Date of Award

Summer 1999

Document Type


Degree Name

Doctor of Business Administration (DBA)



First Advisor

Gene Johnson


The objectives of the study were to empirically examine the relationships among the three elements of the Theory of Constraints (TOC), a number of observable outcomes expected to be associated with application of TOC, and business unit performance. Measures were developed for each of the elements of TOC and a number of observable outcomes (OUTCOMES) expected to be associated with practice of TOC. TOC is defined as consisting of scheduling logistics (LOGISTICS), the Thinking Process (THINKING), and non-traditional performance measures (MEASURES). A previously developed and widely used measure of business unit performance (PERFORMANCE) was employed.

The sampling frame for this research consisted of business unit employees who had some knowledge of TOC. Discussion groups and web sites devoted to TOC were monitored to identify these individuals. The questionnaire was sent via email and posted on a web site. A total of 180 usable responses were received. A response rate could not be accurately calculated because it could not be determined how many individuals had access to the survey.

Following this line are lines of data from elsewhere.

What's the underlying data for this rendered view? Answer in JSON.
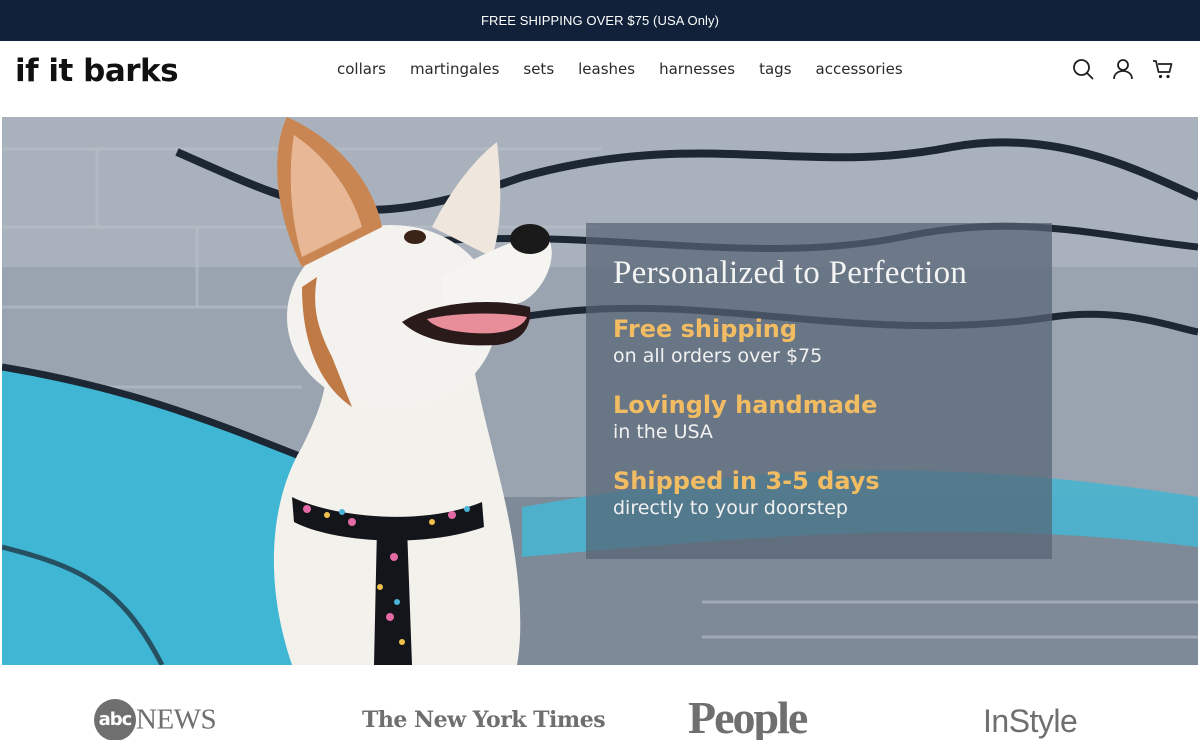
{
  "announcement": {
    "text": "FREE SHIPPING OVER $75 (USA Only)"
  },
  "header": {
    "logo": "if it barks",
    "nav": [
      "collars",
      "martingales",
      "sets",
      "leashes",
      "harnesses",
      "tags",
      "accessories"
    ],
    "icons": [
      "search-icon",
      "account-icon",
      "cart-icon"
    ]
  },
  "hero": {
    "title": "Personalized to Perfection",
    "features": [
      {
        "heading": "Free shipping",
        "sub": "on all orders over $75"
      },
      {
        "heading": "Lovingly handmade",
        "sub": "in the USA"
      },
      {
        "heading": "Shipped in 3-5 days",
        "sub": "directly to your doorstep"
      }
    ],
    "accent_color": "#f2bc62"
  },
  "press": {
    "abc_mark": "abc",
    "abc_news": "NEWS",
    "nyt": "The New York Times",
    "people": "People",
    "instyle": "InStyle"
  }
}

Responses collected from the different sources were compared and no significant differences were found.

The statistical analysis revealed that adoption of the individual elements of TOC independently had varying relationships to business unit performance. When used alone, LOGISTICS was negatively related to PERFORMANCE. THINKING did not have a significant relationship to PERFORMANCE. Use of MEASURES was positively related to PERFORMANCE, and the presence of OUTCOMES had a positive relationship with PERFORMANCE. The complete model of all four factors (LOGISTICS, THINKING, MEASURES, and OUTCOMES) was positively related to PERFORMANCE. Interacting effects of these four factors were found to be complex. OUTCOMES were found to have a moderating effect on the relationship between two of the elements of TOC and PERFORMANCE.

From these results, the data suggests use of TOC is effective as an aid to improving business unit performance. However, the negative relationship between some individual elements of TOC and the complex interaction relationships suggest managers should be cautious in adopting TOC in a piecemeal fashion. Failure to adopt all three elements of TOC could result in unwanted consequences.